Seraphim Solar – Jackson, Mississippi
Seraphim Solar USA manufactures 300-W and 360-W modules out of its 160-MW capacity facility in Mississippi. The company announced in March that it has begun preparing for a 200-MW expansion to its annual capacity. Steve Ostrenga, Seraphim vice president of sales for the Americas, said the company’s message has stayed consistent: manufacturing high-efficiency modules without worrying about competitors’ missteps.
“Our industry has always and will continue to be turbulent, whether it be polysilicon shortages, anti-dumping/countervailing duties, price shocks due to oversupply or technological changes,” he said. “We recognize that the current situation is temporal. Our focus day-in, day-out is to build a great solar panel and service the customer.”
Seraphim got its start in 2015, and Ostrenga said it has residential, commercial and industrial customers eager for American modules. Seraphim has seen an uptick in inquiries since Suniva’s exit.

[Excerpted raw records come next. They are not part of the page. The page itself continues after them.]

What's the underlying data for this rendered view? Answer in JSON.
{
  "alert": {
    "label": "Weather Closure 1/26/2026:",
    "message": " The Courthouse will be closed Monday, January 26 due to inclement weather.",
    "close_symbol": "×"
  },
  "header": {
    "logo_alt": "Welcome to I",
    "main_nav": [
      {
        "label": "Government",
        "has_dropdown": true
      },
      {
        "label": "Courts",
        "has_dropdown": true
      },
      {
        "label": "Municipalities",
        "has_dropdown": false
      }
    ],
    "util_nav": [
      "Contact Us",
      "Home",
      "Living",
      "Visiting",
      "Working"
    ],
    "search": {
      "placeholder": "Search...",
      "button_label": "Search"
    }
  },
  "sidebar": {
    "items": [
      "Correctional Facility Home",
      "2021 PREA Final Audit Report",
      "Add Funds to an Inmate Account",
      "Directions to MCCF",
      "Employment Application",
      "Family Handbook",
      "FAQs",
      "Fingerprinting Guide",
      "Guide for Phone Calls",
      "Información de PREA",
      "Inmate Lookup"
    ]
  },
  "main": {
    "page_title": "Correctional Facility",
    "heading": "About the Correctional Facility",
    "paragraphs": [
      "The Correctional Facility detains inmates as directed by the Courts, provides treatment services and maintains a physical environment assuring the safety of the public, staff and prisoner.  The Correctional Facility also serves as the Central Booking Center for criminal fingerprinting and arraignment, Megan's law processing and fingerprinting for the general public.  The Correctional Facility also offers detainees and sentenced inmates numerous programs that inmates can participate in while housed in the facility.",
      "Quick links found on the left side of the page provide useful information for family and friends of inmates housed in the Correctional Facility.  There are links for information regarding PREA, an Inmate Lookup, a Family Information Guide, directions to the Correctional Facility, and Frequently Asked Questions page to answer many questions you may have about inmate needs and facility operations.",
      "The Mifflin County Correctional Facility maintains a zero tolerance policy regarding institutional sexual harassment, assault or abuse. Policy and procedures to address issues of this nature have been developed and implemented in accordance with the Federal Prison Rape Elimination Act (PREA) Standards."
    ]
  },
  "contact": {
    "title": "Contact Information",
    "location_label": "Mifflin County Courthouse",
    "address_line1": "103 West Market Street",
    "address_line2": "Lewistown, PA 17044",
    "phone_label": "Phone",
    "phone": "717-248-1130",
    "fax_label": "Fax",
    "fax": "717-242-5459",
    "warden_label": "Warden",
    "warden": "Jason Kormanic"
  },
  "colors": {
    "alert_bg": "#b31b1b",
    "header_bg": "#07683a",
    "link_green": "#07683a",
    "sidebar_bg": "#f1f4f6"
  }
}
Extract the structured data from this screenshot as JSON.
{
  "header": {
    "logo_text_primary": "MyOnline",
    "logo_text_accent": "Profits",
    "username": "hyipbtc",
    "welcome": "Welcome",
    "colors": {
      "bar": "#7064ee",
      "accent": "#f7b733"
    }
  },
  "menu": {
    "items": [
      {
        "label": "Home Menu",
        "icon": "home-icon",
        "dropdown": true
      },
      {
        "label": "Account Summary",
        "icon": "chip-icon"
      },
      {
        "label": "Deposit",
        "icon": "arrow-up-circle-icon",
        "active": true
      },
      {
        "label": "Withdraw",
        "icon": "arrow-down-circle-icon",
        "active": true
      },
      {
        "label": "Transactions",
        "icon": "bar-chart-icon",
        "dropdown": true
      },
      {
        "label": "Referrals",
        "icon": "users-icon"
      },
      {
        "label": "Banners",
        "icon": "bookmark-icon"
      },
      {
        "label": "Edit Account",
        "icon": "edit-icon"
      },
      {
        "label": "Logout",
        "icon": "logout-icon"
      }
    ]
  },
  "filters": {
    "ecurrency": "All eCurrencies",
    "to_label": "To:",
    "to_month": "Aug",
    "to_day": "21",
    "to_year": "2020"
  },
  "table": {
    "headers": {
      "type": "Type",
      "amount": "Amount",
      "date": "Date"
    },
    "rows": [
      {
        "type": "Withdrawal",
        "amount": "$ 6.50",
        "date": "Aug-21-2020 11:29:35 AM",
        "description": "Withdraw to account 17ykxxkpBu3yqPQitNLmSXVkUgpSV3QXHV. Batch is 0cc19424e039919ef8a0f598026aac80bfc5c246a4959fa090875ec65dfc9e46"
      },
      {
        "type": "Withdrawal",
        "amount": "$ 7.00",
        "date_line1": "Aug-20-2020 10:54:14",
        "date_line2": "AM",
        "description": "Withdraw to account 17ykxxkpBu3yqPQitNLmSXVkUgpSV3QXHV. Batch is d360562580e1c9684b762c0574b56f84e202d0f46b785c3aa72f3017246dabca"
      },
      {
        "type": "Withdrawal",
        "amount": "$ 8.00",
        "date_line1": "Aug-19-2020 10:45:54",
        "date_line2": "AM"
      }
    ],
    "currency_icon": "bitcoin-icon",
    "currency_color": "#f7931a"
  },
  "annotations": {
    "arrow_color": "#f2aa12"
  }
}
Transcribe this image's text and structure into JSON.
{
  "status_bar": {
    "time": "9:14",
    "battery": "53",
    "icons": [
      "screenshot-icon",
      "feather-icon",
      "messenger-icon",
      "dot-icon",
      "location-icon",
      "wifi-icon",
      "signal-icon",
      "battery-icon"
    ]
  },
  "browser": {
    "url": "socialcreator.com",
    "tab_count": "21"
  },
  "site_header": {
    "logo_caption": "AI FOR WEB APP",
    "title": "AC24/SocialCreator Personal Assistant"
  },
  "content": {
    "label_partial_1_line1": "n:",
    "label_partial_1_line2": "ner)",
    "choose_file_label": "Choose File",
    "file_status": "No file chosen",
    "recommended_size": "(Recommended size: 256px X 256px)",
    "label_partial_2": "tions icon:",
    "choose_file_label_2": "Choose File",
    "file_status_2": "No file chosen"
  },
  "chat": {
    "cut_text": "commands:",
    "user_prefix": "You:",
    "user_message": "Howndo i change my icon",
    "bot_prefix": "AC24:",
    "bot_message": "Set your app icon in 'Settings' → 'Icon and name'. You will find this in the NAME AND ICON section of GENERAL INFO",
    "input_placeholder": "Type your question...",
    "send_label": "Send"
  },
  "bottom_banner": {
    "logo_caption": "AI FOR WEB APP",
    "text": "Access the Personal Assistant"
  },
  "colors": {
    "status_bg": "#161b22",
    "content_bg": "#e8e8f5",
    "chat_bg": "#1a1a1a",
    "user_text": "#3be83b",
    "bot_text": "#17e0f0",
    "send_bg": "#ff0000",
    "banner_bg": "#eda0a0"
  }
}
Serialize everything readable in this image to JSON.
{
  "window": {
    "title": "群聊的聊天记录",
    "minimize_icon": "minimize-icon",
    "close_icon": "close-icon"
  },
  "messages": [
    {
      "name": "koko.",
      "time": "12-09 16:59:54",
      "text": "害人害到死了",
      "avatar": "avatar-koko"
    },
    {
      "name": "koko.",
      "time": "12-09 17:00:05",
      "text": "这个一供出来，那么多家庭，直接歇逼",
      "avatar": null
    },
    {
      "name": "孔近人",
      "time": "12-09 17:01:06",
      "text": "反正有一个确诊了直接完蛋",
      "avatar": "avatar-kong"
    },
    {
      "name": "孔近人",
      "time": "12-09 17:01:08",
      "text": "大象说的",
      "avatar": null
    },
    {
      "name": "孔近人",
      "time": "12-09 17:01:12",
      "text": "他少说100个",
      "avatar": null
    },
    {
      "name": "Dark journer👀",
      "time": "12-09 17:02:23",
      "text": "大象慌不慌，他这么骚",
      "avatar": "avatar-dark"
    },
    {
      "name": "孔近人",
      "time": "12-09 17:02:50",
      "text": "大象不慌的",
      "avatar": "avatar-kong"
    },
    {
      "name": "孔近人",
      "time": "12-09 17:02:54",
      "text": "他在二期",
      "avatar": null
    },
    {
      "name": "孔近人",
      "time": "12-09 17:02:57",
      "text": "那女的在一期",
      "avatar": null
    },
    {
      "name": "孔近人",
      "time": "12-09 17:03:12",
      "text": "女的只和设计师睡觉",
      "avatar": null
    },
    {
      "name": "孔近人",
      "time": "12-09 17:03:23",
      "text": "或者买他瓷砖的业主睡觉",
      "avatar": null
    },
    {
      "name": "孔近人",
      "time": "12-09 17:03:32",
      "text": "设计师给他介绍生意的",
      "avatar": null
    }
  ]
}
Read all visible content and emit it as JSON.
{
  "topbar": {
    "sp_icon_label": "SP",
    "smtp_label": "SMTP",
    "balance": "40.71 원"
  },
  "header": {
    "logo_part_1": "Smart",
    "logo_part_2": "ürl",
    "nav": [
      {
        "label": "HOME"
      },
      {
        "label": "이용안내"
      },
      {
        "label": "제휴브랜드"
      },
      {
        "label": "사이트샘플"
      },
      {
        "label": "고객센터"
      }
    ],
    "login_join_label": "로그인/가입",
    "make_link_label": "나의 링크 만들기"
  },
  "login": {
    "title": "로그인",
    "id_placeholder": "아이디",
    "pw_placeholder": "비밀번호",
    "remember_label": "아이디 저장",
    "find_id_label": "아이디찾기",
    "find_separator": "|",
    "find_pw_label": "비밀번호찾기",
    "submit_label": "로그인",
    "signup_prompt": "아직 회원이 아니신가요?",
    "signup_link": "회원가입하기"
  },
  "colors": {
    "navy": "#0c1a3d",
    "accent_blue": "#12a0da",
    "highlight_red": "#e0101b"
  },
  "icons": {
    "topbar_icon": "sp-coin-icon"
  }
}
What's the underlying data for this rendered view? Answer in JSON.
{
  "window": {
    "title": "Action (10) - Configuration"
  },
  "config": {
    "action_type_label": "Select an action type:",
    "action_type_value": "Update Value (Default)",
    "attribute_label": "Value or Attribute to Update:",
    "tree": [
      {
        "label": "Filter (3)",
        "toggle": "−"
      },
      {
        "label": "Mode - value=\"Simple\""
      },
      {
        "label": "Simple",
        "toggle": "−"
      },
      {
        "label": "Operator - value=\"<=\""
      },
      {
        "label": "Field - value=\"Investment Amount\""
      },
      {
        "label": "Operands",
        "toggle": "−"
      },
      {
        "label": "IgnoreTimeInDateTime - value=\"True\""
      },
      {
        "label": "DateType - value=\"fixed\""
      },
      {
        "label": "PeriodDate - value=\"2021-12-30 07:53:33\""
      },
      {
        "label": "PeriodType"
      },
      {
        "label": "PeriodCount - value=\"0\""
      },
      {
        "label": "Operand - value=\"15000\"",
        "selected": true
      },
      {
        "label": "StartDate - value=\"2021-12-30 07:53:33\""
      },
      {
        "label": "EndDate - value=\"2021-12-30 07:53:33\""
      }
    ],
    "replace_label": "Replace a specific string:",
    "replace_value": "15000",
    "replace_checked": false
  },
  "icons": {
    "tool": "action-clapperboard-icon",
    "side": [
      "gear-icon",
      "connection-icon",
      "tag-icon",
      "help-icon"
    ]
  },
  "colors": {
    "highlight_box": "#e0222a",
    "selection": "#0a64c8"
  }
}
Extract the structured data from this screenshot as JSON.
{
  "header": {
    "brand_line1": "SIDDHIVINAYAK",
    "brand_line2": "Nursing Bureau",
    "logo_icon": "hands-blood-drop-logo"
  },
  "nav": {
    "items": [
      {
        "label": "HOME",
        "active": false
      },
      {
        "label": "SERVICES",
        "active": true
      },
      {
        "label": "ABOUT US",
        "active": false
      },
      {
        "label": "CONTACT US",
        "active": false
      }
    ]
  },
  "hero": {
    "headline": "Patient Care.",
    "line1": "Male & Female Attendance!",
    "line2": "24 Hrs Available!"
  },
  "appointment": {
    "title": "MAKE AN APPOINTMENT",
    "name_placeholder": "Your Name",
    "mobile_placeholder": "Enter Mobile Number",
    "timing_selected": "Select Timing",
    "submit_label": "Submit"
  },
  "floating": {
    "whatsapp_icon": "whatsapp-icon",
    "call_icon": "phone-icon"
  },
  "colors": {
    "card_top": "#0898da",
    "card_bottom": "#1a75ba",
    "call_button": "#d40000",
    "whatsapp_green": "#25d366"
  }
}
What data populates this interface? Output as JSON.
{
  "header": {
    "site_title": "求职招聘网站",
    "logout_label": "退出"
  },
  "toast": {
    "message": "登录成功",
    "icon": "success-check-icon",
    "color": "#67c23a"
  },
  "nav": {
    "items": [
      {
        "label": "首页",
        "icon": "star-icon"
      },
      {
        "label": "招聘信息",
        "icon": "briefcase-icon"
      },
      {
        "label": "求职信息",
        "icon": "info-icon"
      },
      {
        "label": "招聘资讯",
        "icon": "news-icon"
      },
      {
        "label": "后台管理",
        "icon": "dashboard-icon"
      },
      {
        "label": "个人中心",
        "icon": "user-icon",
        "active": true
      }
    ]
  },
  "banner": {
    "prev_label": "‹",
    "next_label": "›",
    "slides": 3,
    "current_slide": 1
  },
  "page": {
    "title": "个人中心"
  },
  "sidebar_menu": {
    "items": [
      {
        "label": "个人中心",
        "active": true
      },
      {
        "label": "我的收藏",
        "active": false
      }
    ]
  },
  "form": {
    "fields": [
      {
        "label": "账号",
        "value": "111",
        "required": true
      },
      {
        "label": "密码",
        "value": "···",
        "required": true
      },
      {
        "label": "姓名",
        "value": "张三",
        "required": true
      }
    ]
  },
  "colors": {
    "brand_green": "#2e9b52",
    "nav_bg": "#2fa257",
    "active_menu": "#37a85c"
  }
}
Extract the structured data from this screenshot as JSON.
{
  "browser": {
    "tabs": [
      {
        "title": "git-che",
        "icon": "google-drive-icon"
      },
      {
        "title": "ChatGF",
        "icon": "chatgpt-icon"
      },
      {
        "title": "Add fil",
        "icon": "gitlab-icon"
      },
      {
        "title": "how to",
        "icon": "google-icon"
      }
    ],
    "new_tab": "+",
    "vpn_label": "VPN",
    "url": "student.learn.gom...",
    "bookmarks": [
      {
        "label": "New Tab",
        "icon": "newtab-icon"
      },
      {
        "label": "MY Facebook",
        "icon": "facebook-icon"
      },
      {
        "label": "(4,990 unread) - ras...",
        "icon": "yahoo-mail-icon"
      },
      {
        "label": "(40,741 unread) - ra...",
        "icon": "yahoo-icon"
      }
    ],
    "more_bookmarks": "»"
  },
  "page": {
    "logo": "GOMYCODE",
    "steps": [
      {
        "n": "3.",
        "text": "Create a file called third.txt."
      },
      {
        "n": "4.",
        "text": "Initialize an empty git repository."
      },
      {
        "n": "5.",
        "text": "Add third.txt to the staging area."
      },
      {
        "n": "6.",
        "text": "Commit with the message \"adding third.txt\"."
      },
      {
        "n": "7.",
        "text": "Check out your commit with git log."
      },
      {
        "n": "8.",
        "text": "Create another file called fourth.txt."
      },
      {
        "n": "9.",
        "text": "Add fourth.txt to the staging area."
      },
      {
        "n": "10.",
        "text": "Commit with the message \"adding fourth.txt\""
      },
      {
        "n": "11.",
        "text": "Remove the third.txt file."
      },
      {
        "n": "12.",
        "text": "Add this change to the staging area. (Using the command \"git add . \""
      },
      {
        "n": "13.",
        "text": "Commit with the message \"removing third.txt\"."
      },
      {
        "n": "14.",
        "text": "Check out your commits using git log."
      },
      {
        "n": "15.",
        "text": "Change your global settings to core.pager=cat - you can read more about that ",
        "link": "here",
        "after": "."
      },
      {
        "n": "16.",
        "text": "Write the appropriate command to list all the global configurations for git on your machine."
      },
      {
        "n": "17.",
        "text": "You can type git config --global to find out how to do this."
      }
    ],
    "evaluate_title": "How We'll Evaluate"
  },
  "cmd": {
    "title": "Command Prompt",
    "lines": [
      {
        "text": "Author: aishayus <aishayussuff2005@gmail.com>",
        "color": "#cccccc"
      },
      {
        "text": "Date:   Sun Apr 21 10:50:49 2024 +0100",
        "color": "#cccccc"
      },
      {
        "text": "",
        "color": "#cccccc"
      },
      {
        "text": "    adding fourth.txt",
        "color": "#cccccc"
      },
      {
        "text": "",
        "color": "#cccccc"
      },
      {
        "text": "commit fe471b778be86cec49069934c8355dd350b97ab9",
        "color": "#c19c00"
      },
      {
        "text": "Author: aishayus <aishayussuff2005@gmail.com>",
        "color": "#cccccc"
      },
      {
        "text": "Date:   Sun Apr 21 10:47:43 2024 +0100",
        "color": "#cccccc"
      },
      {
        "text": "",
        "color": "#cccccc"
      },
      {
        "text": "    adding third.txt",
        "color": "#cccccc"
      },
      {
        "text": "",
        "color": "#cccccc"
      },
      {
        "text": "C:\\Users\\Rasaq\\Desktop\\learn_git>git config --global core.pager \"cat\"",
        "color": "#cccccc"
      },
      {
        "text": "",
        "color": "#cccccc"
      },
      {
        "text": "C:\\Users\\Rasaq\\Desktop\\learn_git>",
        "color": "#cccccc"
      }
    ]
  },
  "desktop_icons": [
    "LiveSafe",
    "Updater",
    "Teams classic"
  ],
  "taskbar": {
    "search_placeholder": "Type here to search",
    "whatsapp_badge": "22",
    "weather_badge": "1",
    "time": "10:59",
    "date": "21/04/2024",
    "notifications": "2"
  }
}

“Customers are revisiting their procurement strategies, identifying ways to mitigate supply chain risk and are thinking long-term versus spot purchasing,” Ostrenga said. “Our clients value Made in the USA manufacturing, our bankability through third-party insurance and solar financing partners, high-efficiency modules, quick turn-arounds and our dedication to service.”
Stion – Hattiesburg, Mississippi
Although Suniva and SolarWorld produce crystalline modules, the thin-film market is feeling the ripple effects of their struggles and the subsequent trade tariff petition. Stion produces frameless and framed thin-film CIGS modules in a 700,000-sq. ft manufacturing plant in Mississippi. Seth Stulgis, Stion director of marketing, said there has been increased interest from larger developers looking into Stion’s thin-film for future projects.
“Stion takes pride in being a 100% U.S. corporation,” Stulgis said. “We have seen an uptick in interest from developers looking to secure modules before year’s end due to the module shortage for U.S. clients as well as those looking to hedge against a potential minimum import price (MIP). Stion is both a thin-film module manufacturer and makes its modules in the United States, so it is not subject to an MIP.”
Some foreign module manufacturers are cutting back U.S. shipments because of the uncertainty around the trade case. Stion doesn’t have to worry about that and is in fact ramping up its production capacity to 150 MW each year at its Mississippi plant. The team is exploring technical initiatives to add capacity even faster.
“‘American-made’ is who we are and who we have always been,” Stulgis said.
*The photo originally with the Seraphim section was an incorrect image and has been removed and replaced.